TASK REQUIREMENTS → Set down the listing below again, exactly as written.

LISTED ENTRIES Block Start

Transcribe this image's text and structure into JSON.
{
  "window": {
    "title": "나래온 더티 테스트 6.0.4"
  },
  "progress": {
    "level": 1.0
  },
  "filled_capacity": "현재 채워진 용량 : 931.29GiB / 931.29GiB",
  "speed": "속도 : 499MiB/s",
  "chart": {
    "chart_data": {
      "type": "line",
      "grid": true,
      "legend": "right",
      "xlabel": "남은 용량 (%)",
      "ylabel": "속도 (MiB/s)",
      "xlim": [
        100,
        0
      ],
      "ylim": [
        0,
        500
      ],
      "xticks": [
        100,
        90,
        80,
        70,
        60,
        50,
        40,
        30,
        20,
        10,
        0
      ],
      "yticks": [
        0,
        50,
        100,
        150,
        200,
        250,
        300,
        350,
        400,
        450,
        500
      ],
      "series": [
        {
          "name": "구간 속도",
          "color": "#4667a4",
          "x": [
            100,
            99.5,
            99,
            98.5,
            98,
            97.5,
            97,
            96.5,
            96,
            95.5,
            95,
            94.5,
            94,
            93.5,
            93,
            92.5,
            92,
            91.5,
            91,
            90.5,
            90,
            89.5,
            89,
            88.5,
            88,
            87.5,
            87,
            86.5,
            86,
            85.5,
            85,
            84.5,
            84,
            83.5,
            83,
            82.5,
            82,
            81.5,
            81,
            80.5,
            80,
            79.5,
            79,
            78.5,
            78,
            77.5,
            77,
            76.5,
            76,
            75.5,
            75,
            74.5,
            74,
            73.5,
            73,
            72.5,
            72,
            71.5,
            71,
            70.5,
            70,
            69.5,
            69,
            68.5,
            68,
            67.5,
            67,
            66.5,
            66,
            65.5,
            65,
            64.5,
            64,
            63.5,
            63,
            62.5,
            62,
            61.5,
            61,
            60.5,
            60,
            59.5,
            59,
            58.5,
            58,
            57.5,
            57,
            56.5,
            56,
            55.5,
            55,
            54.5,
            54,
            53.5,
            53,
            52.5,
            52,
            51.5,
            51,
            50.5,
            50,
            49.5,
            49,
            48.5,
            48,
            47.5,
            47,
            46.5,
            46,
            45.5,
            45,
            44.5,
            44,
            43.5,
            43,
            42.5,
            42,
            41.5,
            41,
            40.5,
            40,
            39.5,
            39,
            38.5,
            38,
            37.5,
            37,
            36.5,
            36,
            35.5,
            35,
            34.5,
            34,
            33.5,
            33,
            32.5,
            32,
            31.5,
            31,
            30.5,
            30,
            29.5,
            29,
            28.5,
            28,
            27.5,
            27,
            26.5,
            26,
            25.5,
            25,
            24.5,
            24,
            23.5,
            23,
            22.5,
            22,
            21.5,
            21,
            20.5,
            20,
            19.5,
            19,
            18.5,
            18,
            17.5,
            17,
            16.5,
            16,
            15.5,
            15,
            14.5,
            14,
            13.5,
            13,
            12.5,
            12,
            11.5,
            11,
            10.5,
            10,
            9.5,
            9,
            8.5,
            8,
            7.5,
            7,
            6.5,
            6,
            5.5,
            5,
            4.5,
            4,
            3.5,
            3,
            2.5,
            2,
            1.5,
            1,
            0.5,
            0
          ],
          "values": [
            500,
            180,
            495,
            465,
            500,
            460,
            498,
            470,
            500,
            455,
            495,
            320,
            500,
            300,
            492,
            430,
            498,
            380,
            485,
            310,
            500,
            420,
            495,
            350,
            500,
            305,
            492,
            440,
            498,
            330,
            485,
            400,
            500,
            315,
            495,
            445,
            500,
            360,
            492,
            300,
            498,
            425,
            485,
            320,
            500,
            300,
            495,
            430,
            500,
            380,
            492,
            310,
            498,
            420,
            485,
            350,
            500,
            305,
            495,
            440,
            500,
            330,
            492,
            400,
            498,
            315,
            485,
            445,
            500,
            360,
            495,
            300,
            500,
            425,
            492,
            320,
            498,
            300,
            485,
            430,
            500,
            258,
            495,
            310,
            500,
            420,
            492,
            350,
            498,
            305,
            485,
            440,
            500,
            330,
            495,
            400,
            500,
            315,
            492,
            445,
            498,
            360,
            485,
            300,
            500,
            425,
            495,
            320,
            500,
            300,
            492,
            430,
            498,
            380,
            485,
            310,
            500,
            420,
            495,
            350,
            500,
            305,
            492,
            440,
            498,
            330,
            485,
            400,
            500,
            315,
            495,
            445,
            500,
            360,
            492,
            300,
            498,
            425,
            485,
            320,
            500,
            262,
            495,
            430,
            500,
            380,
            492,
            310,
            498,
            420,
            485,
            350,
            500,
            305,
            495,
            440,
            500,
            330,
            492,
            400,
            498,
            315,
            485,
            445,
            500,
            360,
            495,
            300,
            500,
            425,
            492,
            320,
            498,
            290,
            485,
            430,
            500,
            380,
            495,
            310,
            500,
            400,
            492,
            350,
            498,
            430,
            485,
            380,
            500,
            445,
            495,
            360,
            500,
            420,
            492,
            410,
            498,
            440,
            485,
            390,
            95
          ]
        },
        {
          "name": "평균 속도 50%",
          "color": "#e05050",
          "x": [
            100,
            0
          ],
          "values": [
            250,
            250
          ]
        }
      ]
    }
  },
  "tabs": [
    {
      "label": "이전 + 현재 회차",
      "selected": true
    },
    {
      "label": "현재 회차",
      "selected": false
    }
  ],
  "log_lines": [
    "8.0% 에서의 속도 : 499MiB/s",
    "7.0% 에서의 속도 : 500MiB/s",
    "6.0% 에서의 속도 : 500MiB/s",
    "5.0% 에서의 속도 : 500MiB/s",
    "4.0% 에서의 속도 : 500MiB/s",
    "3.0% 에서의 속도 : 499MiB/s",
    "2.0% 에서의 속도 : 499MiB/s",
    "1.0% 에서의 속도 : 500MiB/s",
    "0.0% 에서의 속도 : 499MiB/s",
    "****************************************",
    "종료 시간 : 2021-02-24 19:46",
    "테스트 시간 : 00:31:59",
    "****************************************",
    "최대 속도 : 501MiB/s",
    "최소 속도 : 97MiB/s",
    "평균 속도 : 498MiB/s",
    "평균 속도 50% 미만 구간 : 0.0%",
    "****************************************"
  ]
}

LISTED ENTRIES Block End

TASK SOLUTION →
Transcribe this image's text and structure into JSON.
{
  "window": {
    "title": "나래온 더티 테스트 6.0.4"
  },
  "progress": {
    "level": 1.0
  },
  "filled_capacity": "현재 채워진 용량 : 931.29GiB / 931.29GiB",
  "speed": "속도 : 499MiB/s",
  "chart": {
    "chart_data": {
      "type": "line",
      "grid": true,
      "legend": "right",
      "xlabel": "남은 용량 (%)",
      "ylabel": "속도 (MiB/s)",
      "xlim": [
        100,
        0
      ],
      "ylim": [
        0,
        500
      ],
      "xticks": [
        100,
        90,
        80,
        70,
        60,
        50,
        40,
        30,
        20,
        10,
        0
      ],
      "yticks": [
        0,
        50,
        100,
        150,
        200,
        250,
        300,
        350,
        400,
        450,
        500
      ],
      "series": [
        {
          "name": "구간 속도",
          "color": "#4667a4",
          "x": [
            100,
            99.5,
            99,
            98.5,
            98,
            97.5,
            97,
            96.5,
            96,
            95.5,
            95,
            94.5,
            94,
            93.5,
            93,
            92.5,
            92,
            91.5,
            91,
            90.5,
            90,
            89.5,
            89,
            88.5,
            88,
            87.5,
            87,
            86.5,
            86,
            85.5,
            85,
            84.5,
            84,
            83.5,
            83,
            82.5,
            82,
            81.5,
            81,
            80.5,
            80,
            79.5,
            79,
            78.5,
            78,
            77.5,
            77,
            76.5,
            76,
            75.5,
            75,
            74.5,
            74,
            73.5,
            73,
            72.5,
            72,
            71.5,
            71,
            70.5,
            70,
            69.5,
            69,
            68.5,
            68,
            67.5,
            67,
            66.5,
            66,
            65.5,
            65,
            64.5,
            64,
            63.5,
            63,
            62.5,
            62,
            61.5,
            61,
            60.5,
            60,
            59.5,
            59,
            58.5,
            58,
            57.5,
            57,
            56.5,
            56,
            55.5,
            55,
            54.5,
            54,
            53.5,
            53,
            52.5,
            52,
            51.5,
            51,
            50.5,
            50,
            49.5,
            49,
            48.5,
            48,
            47.5,
            47,
            46.5,
            46,
            45.5,
            45,
            44.5,
            44,
            43.5,
            43,
            42.5,
            42,
            41.5,
            41,
            40.5,
            40,
            39.5,
            39,
            38.5,
            38,
            37.5,
            37,
            36.5,
            36,
            35.5,
            35,
            34.5,
            34,
            33.5,
            33,
            32.5,
            32,
            31.5,
            31,
            30.5,
            30,
            29.5,
            29,
            28.5,
            28,
            27.5,
            27,
            26.5,
            26,
            25.5,
            25,
            24.5,
            24,
            23.5,
            23,
            22.5,
            22,
            21.5,
            21,
            20.5,
            20,
            19.5,
            19,
            18.5,
            18,
            17.5,
            17,
            16.5,
            16,
            15.5,
            15,
            14.5,
            14,
            13.5,
            13,
            12.5,
            12,
            11.5,
            11,
            10.5,
            10,
            9.5,
            9,
            8.5,
            8,
            7.5,
            7,
            6.5,
            6,
            5.5,
            5,
            4.5,
            4,
            3.5,
            3,
            2.5,
            2,
            1.5,
            1,
            0.5,
            0
          ],
          "values": [
            500,
            180,
            495,
            465,
            500,
            460,
            498,
            470,
            500,
            455,
            495,
            320,
            500,
            300,
            492,
            430,
            498,
            380,
            485,
            310,
            500,
            420,
            495,
            350,
            500,
            305,
            492,
            440,
            498,
            330,
            485,
            400,
            500,
            315,
            495,
            445,
            500,
            360,
            492,
            300,
            498,
            425,
            485,
            320,
            500,
            300,
            495,
            430,
            500,
            380,
            492,
            310,
            498,
            420,
            485,
            350,
            500,
            305,
            495,
            440,
            500,
            330,
            492,
            400,
            498,
            315,
            485,
            445,
            500,
            360,
            495,
            300,
            500,
            425,
            492,
            320,
            498,
            300,
            485,
            430,
            500,
            258,
            495,
            310,
            500,
            420,
            492,
            350,
            498,
            305,
            485,
            440,
            500,
            330,
            495,
            400,
            500,
            315,
            492,
            445,
            498,
            360,
            485,
            300,
            500,
            425,
            495,
            320,
            500,
            300,
            492,
            430,
            498,
            380,
            485,
            310,
            500,
            420,
            495,
            350,
            500,
            305,
            492,
            440,
            498,
            330,
            485,
            400,
            500,
            315,
            495,
            445,
            500,
            360,
            492,
            300,
            498,
            425,
            485,
            320,
            500,
            262,
            495,
            430,
            500,
            380,
            492,
            310,
            498,
            420,
            485,
            350,
            500,
            305,
            495,
            440,
            500,
            330,
            492,
            400,
            498,
            315,
            485,
            445,
            500,
            360,
            495,
            300,
            500,
            425,
            492,
            320,
            498,
            290,
            485,
            430,
            500,
            380,
            495,
            310,
            500,
            400,
            492,
            350,
            498,
            430,
            485,
            380,
            500,
            445,
            495,
            360,
            500,
            420,
            492,
            410,
            498,
            440,
            485,
            390,
            95
          ]
        },
        {
          "name": "평균 속도 50%",
          "color": "#e05050",
          "x": [
            100,
            0
          ],
          "values": [
            250,
            250
          ]
        }
      ]
    }
  },
  "tabs": [
    {
      "label": "이전 + 현재 회차",
      "selected": true
    },
    {
      "label": "현재 회차",
      "selected": false
    }
  ],
  "log_lines": [
    "8.0% 에서의 속도 : 499MiB/s",
    "7.0% 에서의 속도 : 500MiB/s",
    "6.0% 에서의 속도 : 500MiB/s",
    "5.0% 에서의 속도 : 500MiB/s",
    "4.0% 에서의 속도 : 500MiB/s",
    "3.0% 에서의 속도 : 499MiB/s",
    "2.0% 에서의 속도 : 499MiB/s",
    "1.0% 에서의 속도 : 500MiB/s",
    "0.0% 에서의 속도 : 499MiB/s",
    "****************************************",
    "종료 시간 : 2021-02-24 19:46",
    "테스트 시간 : 00:31:59",
    "****************************************",
    "최대 속도 : 501MiB/s",
    "최소 속도 : 97MiB/s",
    "평균 속도 : 498MiB/s",
    "평균 속도 50% 미만 구간 : 0.0%",
    "****************************************"
  ]
}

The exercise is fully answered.